-- The input follows --

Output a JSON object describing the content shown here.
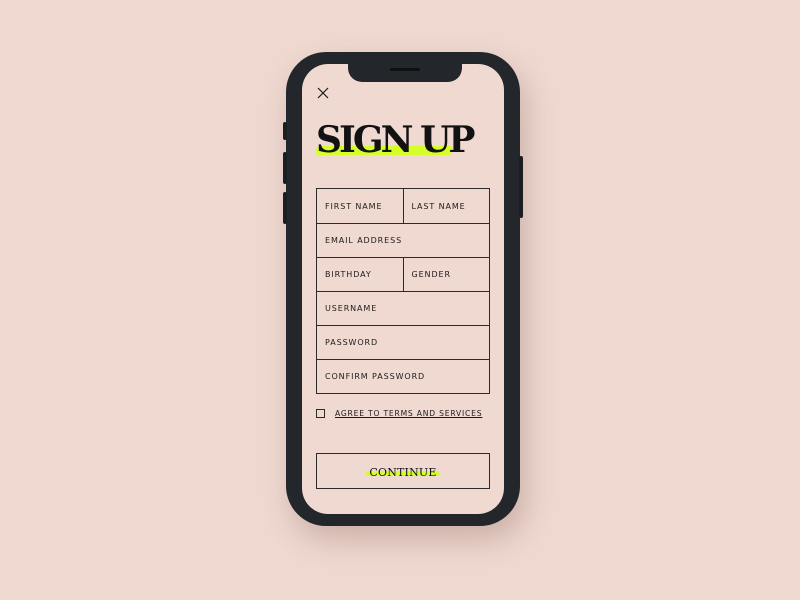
{
  "colors": {
    "background": "#eed8d0",
    "screen": "#efd9d0",
    "phone_frame": "#23272c",
    "highlight": "#d6ff2a",
    "ink": "#121212"
  },
  "header": {
    "close_icon": "close-icon",
    "title": "SIGN UP"
  },
  "form": {
    "first_name": "FIRST NAME",
    "last_name": "LAST NAME",
    "email": "EMAIL ADDRESS",
    "birthday": "BIRTHDAY",
    "gender": "GENDER",
    "username": "USERNAME",
    "password": "PASSWORD",
    "confirm_password": "CONFIRM PASSWORD"
  },
  "terms": {
    "checked": false,
    "label": "AGREE TO TERMS AND SERVICES"
  },
  "actions": {
    "continue_label": "CONTINUE"
  }
}
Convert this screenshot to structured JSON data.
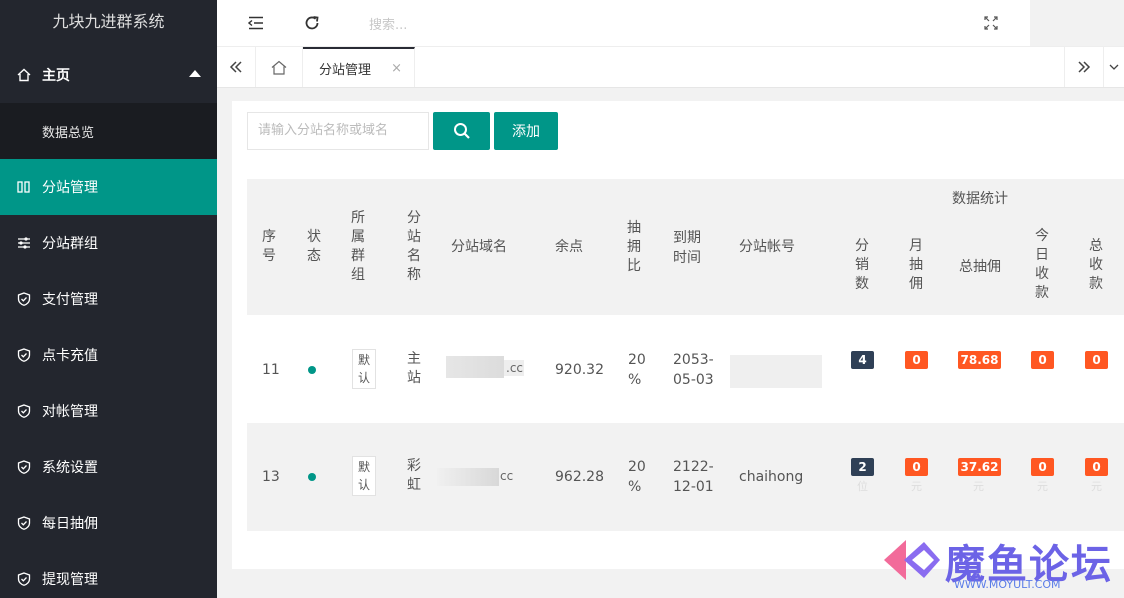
{
  "app": {
    "title": "九块九进群系统"
  },
  "sidebar": {
    "home": "主页",
    "overview": "数据总览",
    "items": [
      {
        "label": "分站管理",
        "icon": "columns-icon"
      },
      {
        "label": "分站群组",
        "icon": "sliders-icon"
      },
      {
        "label": "支付管理",
        "icon": "shield-icon"
      },
      {
        "label": "点卡充值",
        "icon": "shield-icon"
      },
      {
        "label": "对帐管理",
        "icon": "shield-icon"
      },
      {
        "label": "系统设置",
        "icon": "shield-icon"
      },
      {
        "label": "每日抽佣",
        "icon": "shield-icon"
      },
      {
        "label": "提现管理",
        "icon": "shield-icon"
      }
    ]
  },
  "header": {
    "search_placeholder": "搜索..."
  },
  "tabs": {
    "active": "分站管理",
    "close": "×"
  },
  "toolbar": {
    "search_placeholder": "请输入分站名称或域名",
    "add_label": "添加"
  },
  "table": {
    "headers": {
      "seq": "序号",
      "status": "状态",
      "group": "所属群组",
      "name": "分站名称",
      "domain": "分站域名",
      "balance": "余点",
      "ratio": "抽拥比",
      "expire": "到期时间",
      "account": "分站帐号",
      "stats": "数据统计",
      "sales": "分销数",
      "monthly": "月抽佣",
      "total_commission": "总抽佣",
      "today_income": "今日收款",
      "total_income": "总收款"
    },
    "rows": [
      {
        "seq": "11",
        "group": "默认",
        "name": "主站",
        "domain_suffix": ".cc",
        "balance": "920.32",
        "ratio_num": "20",
        "ratio_pct": "%",
        "expire_a": "2053-",
        "expire_b": "05-03",
        "account": "",
        "sales": "4",
        "monthly": "0",
        "total_commission": "78.68",
        "today_income": "0",
        "total_income": "0"
      },
      {
        "seq": "13",
        "group": "默认",
        "name": "彩虹",
        "domain_suffix": "cc",
        "balance": "962.28",
        "ratio_num": "20",
        "ratio_pct": "%",
        "expire_a": "2122-",
        "expire_b": "12-01",
        "account": "chaihong",
        "sales": "2",
        "sales_unit": "位",
        "monthly": "0",
        "monthly_unit": "元",
        "total_commission": "37.62",
        "total_commission_unit": "元",
        "today_income": "0",
        "today_income_unit": "元",
        "total_income": "0",
        "total_income_unit": "元"
      }
    ]
  },
  "watermark": {
    "title": "魔鱼论坛",
    "url": "WWW.MOYULT.COM"
  },
  "colors": {
    "accent": "#009688",
    "sidebar": "#23262e",
    "badge_dark": "#2f4056",
    "badge_orange": "#ff5722"
  }
}
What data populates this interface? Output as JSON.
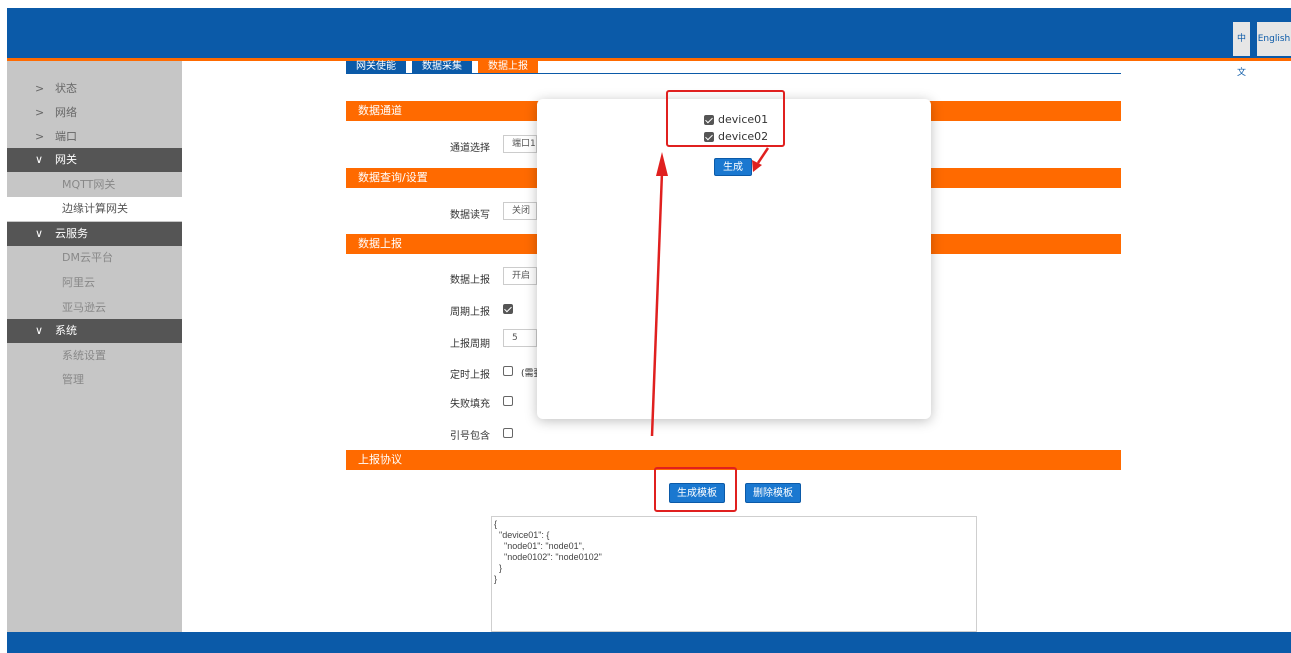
{
  "header": {
    "lang_zh": "中文",
    "lang_en": "English"
  },
  "sidebar": {
    "items": [
      {
        "arrow": ">",
        "label": "状态"
      },
      {
        "arrow": ">",
        "label": "网络"
      },
      {
        "arrow": ">",
        "label": "端口"
      },
      {
        "arrow": "∨",
        "label": "网关"
      },
      {
        "label": "MQTT网关"
      },
      {
        "label": "边缘计算网关"
      },
      {
        "arrow": "∨",
        "label": "云服务"
      },
      {
        "label": "DM云平台"
      },
      {
        "label": "阿里云"
      },
      {
        "label": "亚马逊云"
      },
      {
        "arrow": "∨",
        "label": "系统"
      },
      {
        "label": "系统设置"
      },
      {
        "label": "管理"
      }
    ]
  },
  "tabs": [
    "网关使能",
    "数据采集",
    "数据上报"
  ],
  "sections": {
    "channel": "数据通道",
    "query": "数据查询/设置",
    "report": "数据上报",
    "protocol": "上报协议"
  },
  "fields": {
    "channel_select": {
      "label": "通道选择",
      "value": "端口1"
    },
    "data_rw": {
      "label": "数据读写",
      "value": "关闭"
    },
    "data_report": {
      "label": "数据上报",
      "value": "开启"
    },
    "periodic_report": {
      "label": "周期上报",
      "checked": true
    },
    "report_period": {
      "label": "上报周期",
      "value": "5"
    },
    "timed_report": {
      "label": "定时上报",
      "checked": false,
      "note": "(需要"
    },
    "fail_fill": {
      "label": "失败填充",
      "checked": false
    },
    "quote_include": {
      "label": "引号包含",
      "checked": false
    }
  },
  "buttons": {
    "generate_template": "生成模板",
    "delete_template": "删除模板"
  },
  "template_json": "{\n  \"device01\": {\n    \"node01\": \"node01\",\n    \"node0102\": \"node0102\"\n  }\n}",
  "modal": {
    "options": [
      {
        "label": "device01",
        "checked": true
      },
      {
        "label": "device02",
        "checked": true
      }
    ],
    "generate_label": "生成"
  },
  "colors": {
    "header_blue": "#0b5aa8",
    "accent_orange": "#ff6a00",
    "annotation_red": "#e0201f"
  }
}
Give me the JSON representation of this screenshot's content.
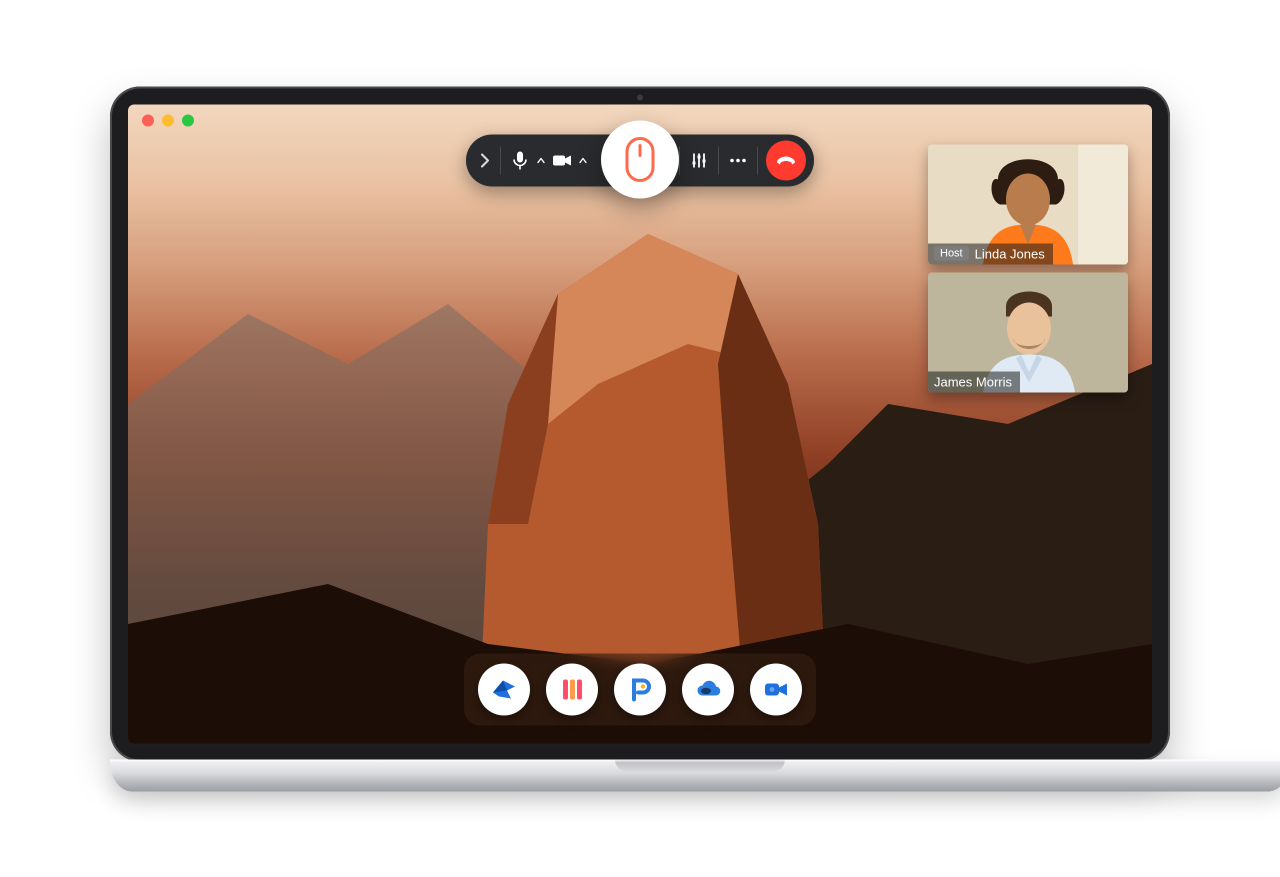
{
  "window": {
    "traffic_lights": [
      "close",
      "minimize",
      "zoom"
    ]
  },
  "meeting_toolbar": {
    "expand_icon": "chevron-right",
    "items": [
      {
        "name": "microphone",
        "has_caret": true
      },
      {
        "name": "camera",
        "has_caret": true
      },
      {
        "name": "remote-control-mouse",
        "central": true
      },
      {
        "name": "settings-sliders"
      },
      {
        "name": "more-options"
      },
      {
        "name": "hang-up",
        "style": "danger"
      }
    ]
  },
  "participants": [
    {
      "name": "Linda Jones",
      "host": true,
      "host_label": "Host"
    },
    {
      "name": "James Morris",
      "host": false
    }
  ],
  "dock": {
    "apps": [
      {
        "name": "mail",
        "icon": "mail-bird-icon",
        "color": "#1f6fde"
      },
      {
        "name": "boards",
        "icon": "columns-icon",
        "color": "#ff6a4d"
      },
      {
        "name": "projects",
        "icon": "p-logo-icon",
        "color": "#2b7de0"
      },
      {
        "name": "drive",
        "icon": "cloud-icon",
        "color": "#2b7de0"
      },
      {
        "name": "meeting",
        "icon": "video-camera-icon",
        "color": "#1f6fde"
      }
    ]
  },
  "colors": {
    "toolbar_bg": "#2a2b2e",
    "danger": "#ff3b30",
    "accent": "#ff6a4d"
  }
}
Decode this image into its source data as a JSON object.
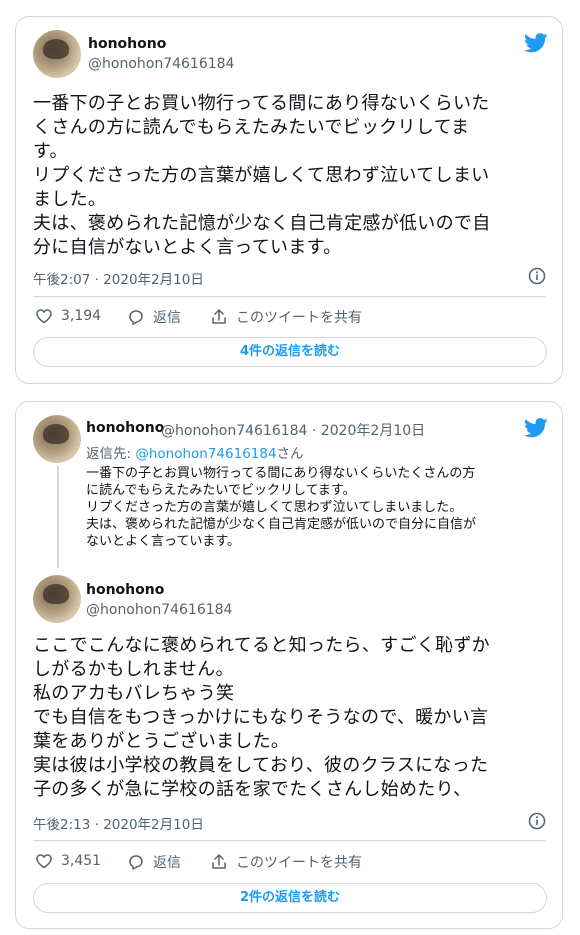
{
  "brand": {
    "accent": "#1d9bf0",
    "text": "#0f1419",
    "muted": "#536471",
    "border": "#cfd9de"
  },
  "tweet1": {
    "author_name": "honohono",
    "author_handle": "@honohon74616184",
    "text": "一番下の子とお買い物行ってる間にあり得ないくらいた\nくさんの方に読んでもらえたみたいでビックリしてま\nす。\nリプくださった方の言葉が嬉しくて思わず泣いてしまい\nました。\n夫は、褒められた記憶が少なく自己肯定感が低いので自\n分に自信がないとよく言っています。",
    "timestamp": "午後2:07 · 2020年2月10日",
    "like_count": "3,194",
    "reply_label": "返信",
    "share_label": "このツイートを共有",
    "read_replies": "4件の返信を読む",
    "icons": {
      "bird": "twitter-bird-icon",
      "info": "info-icon",
      "like": "heart-icon",
      "reply": "reply-icon",
      "share": "share-icon"
    }
  },
  "tweet2": {
    "parent": {
      "author_name": "honohono",
      "author_meta": "@honohon74616184 · 2020年2月10日",
      "reply_prefix": "返信先: ",
      "reply_handle": "@honohon74616184",
      "reply_suffix": "さん",
      "text": "一番下の子とお買い物行ってる間にあり得ないくらいたくさんの方\nに読んでもらえたみたいでビックリしてます。\nリプくださった方の言葉が嬉しくて思わず泣いてしまいました。\n夫は、褒められた記憶が少なく自己肯定感が低いので自分に自信が\nないとよく言っています。"
    },
    "author_name": "honohono",
    "author_handle": "@honohon74616184",
    "text": "ここでこんなに褒められてると知ったら、すごく恥ずか\nしがるかもしれません。\n私のアカもバレちゃう笑\nでも自信をもつきっかけにもなりそうなので、暖かい言\n葉をありがとうございました。\n実は彼は小学校の教員をしており、彼のクラスになった\n子の多くが急に学校の話を家でたくさんし始めたり、",
    "timestamp": "午後2:13 · 2020年2月10日",
    "like_count": "3,451",
    "reply_label": "返信",
    "share_label": "このツイートを共有",
    "read_replies": "2件の返信を読む"
  }
}
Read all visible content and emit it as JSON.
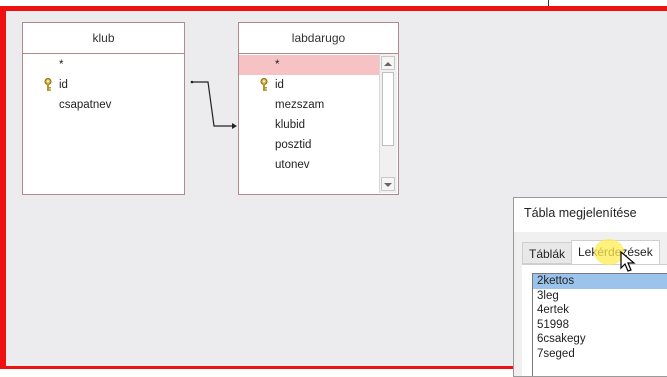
{
  "tables": {
    "klub": {
      "title": "klub",
      "fields": [
        "*",
        "id",
        "csapatnev"
      ]
    },
    "labdarugo": {
      "title": "labdarugo",
      "fields": [
        "*",
        "id",
        "mezszam",
        "klubid",
        "posztid",
        "utonev"
      ]
    }
  },
  "dialog": {
    "title": "Tábla megjelenítése",
    "tabs": [
      "Táblák",
      "Lekérdezések"
    ],
    "active_tab": "Lekérdezések",
    "queries": [
      "2kettos",
      "3leg",
      "4ertek",
      "51998",
      "6csakegy",
      "7seged"
    ],
    "selected_query": "2kettos"
  },
  "colors": {
    "frame": "#ee1111",
    "table_border": "#b28a8e",
    "selected_field": "#f7c2c4",
    "selected_list_item": "#9cc3eb"
  }
}
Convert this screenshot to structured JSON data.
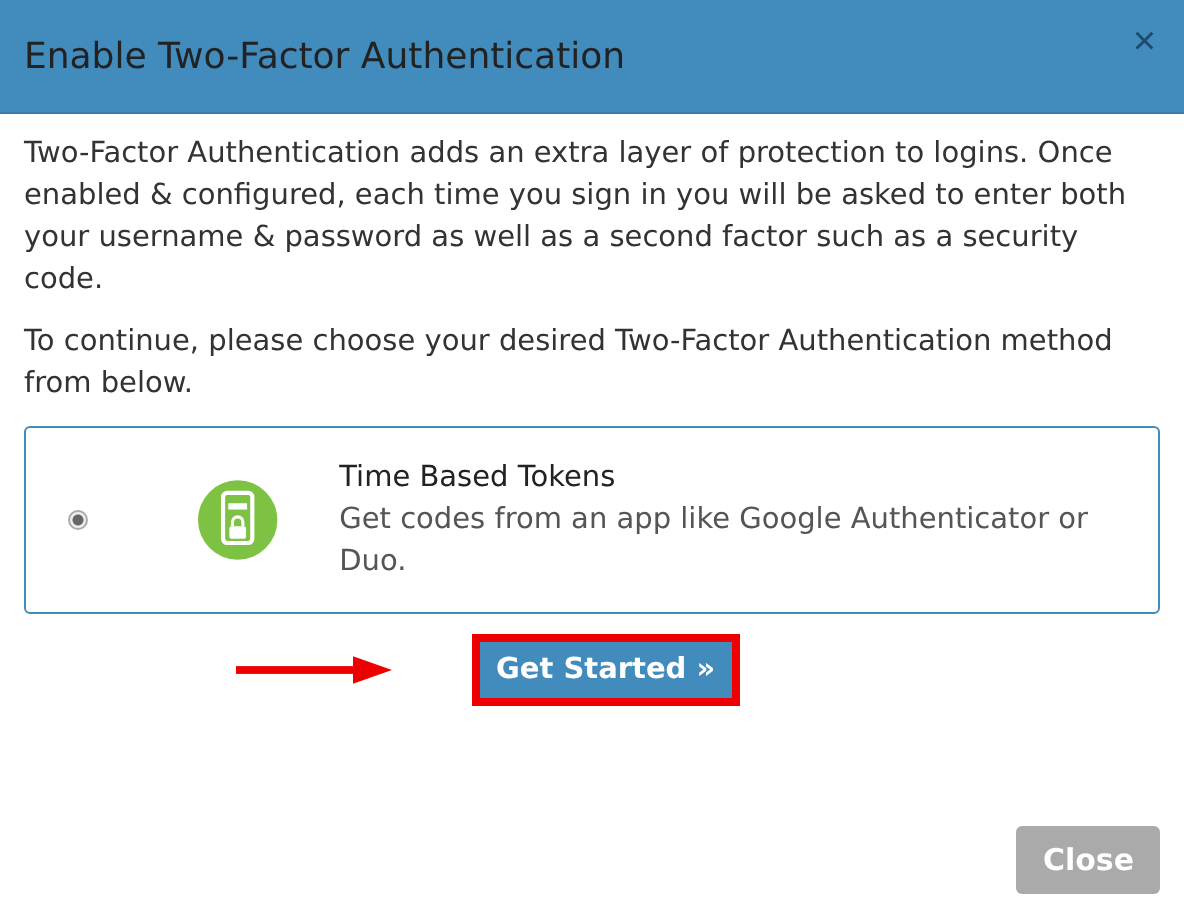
{
  "dialog": {
    "title": "Enable Two-Factor Authentication",
    "close_icon": "×"
  },
  "intro": "Two-Factor Authentication adds an extra layer of protection to logins. Once enabled & configured, each time you sign in you will be asked to enter both your username & password as well as a second factor such as a security code.",
  "prompt": "To continue, please choose your desired Two-Factor Authentication method from below.",
  "methods": [
    {
      "title": "Time Based Tokens",
      "description": "Get codes from an app like Google Authenticator or Duo.",
      "selected": true
    }
  ],
  "primary_button": "Get Started »",
  "footer_button": "Close"
}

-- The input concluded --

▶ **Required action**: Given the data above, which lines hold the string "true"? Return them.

▶ **Output**:
      "checked": true
        "checked": true
        "checked": true
        "has_caret": true
        "has_caret": true
        "central": true
      "host": true,
      "selected": true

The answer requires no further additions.